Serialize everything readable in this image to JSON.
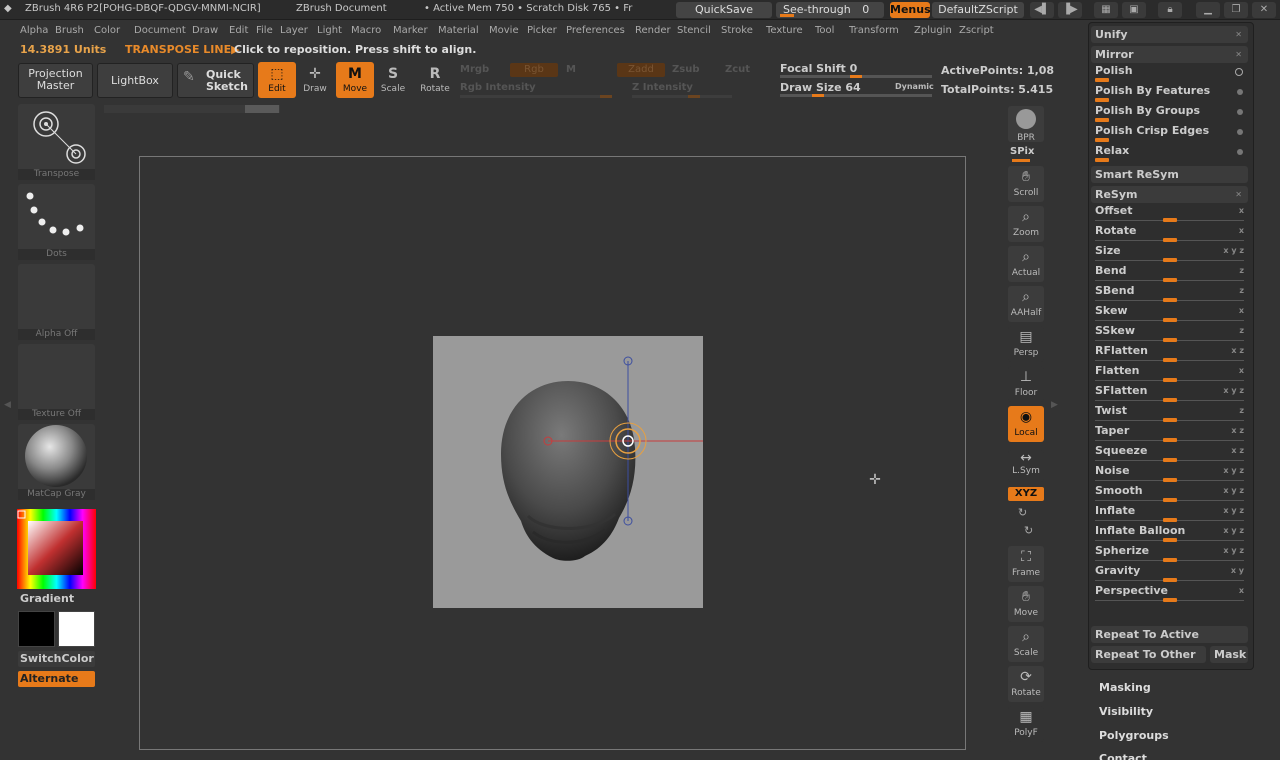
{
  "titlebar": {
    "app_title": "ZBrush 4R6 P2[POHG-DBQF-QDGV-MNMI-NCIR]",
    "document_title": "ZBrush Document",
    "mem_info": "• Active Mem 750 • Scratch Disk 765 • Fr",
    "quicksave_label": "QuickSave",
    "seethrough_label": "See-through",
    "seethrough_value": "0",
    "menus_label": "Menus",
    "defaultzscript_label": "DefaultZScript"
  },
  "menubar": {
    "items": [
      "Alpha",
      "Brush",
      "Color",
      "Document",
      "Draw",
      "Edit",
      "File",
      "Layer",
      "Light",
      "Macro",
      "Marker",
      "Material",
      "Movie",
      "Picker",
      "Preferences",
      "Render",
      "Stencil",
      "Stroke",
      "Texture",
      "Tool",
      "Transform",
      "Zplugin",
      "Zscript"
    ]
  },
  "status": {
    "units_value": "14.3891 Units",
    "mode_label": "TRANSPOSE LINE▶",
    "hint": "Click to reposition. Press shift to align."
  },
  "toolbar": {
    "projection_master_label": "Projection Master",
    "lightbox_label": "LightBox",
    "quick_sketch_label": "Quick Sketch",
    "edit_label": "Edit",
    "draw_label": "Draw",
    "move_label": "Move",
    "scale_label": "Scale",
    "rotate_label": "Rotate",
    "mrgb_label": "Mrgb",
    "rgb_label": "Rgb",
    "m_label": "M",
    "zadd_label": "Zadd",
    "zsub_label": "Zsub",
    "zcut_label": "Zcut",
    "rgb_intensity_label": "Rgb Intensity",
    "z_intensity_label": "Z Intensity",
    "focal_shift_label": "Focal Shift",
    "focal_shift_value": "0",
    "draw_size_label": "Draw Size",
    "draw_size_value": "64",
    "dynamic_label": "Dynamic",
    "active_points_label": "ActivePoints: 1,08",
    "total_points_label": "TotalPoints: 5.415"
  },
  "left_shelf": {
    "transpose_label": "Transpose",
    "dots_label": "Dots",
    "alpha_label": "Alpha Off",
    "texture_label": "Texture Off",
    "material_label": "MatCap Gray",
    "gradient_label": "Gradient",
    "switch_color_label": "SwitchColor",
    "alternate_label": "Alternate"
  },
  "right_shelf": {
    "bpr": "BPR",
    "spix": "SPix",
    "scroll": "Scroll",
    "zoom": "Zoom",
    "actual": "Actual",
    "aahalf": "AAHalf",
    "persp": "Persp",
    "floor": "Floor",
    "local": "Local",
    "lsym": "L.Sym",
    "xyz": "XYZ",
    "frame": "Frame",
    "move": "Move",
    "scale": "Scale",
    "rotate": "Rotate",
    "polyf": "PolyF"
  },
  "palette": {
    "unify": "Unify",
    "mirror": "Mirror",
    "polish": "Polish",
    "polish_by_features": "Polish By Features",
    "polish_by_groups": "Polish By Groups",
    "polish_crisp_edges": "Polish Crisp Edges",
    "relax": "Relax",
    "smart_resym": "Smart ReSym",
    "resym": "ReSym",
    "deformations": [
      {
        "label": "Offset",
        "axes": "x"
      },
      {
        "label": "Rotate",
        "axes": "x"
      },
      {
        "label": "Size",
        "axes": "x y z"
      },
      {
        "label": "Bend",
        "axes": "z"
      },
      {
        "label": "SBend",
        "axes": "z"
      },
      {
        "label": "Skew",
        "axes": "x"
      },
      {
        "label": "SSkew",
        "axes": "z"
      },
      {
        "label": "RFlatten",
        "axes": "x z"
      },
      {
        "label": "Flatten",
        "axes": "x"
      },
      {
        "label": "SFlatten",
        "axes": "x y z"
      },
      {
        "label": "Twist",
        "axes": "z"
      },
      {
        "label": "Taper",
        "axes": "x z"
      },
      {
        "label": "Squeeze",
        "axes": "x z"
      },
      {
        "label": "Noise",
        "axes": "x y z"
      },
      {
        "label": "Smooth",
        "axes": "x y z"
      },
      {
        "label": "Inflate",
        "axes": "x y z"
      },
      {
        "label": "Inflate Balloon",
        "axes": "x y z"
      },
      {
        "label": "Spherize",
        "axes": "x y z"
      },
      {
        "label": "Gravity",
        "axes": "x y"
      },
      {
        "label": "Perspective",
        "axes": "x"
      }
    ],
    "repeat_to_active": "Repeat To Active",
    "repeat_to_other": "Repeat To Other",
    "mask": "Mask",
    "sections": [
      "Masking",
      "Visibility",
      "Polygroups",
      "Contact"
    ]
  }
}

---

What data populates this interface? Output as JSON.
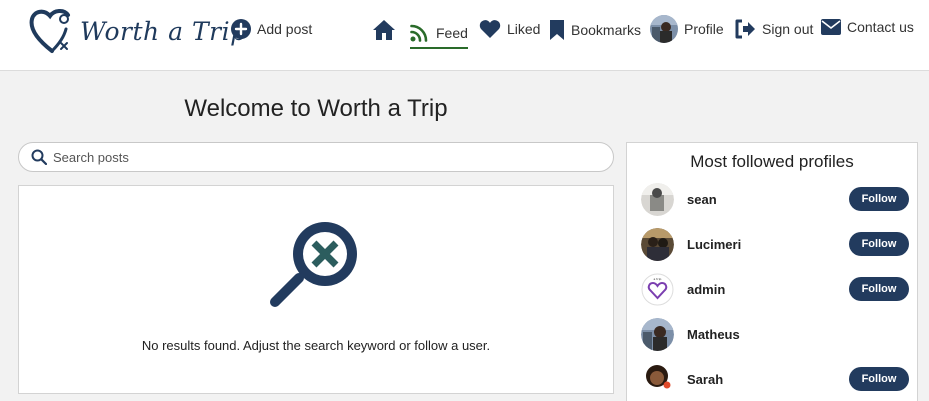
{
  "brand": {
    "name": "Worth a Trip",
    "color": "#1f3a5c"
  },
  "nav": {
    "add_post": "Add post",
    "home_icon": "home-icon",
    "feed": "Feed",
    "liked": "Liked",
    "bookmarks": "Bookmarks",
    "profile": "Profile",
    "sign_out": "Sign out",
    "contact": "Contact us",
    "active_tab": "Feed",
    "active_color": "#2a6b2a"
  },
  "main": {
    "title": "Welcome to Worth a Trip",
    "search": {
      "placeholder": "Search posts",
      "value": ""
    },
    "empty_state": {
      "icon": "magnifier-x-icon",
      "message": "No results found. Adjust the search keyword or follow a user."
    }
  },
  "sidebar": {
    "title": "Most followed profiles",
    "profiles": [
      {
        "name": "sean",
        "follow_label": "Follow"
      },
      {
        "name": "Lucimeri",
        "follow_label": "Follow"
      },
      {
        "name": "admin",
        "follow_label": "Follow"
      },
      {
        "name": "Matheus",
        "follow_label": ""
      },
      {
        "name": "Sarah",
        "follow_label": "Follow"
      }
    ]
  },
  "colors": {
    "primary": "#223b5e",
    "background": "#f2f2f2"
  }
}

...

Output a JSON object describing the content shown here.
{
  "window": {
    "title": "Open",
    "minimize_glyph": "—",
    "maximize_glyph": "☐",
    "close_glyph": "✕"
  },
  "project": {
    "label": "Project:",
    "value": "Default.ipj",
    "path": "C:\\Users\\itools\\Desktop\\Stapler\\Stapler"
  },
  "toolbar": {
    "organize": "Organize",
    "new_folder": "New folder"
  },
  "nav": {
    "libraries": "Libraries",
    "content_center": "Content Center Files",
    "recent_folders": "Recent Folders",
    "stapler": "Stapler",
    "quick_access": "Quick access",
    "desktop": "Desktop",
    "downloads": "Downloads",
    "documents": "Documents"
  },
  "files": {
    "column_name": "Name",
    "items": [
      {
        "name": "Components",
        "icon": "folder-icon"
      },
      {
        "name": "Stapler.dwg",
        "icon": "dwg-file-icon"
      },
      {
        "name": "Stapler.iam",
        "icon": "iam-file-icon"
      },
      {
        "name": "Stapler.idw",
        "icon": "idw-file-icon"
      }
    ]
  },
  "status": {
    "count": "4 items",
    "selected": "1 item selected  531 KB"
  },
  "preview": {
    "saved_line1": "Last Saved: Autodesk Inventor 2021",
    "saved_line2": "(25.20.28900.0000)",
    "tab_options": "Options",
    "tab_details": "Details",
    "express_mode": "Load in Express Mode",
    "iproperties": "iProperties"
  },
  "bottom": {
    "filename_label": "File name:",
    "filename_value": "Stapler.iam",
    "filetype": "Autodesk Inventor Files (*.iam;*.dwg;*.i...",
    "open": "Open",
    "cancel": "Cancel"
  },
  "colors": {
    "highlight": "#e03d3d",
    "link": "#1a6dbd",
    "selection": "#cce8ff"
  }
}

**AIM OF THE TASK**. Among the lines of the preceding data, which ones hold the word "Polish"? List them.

**REPLY**.
    "polish": "Polish",
    "polish_by_features": "Polish By Features",
    "polish_by_groups": "Polish By Groups",
    "polish_crisp_edges": "Polish Crisp Edges",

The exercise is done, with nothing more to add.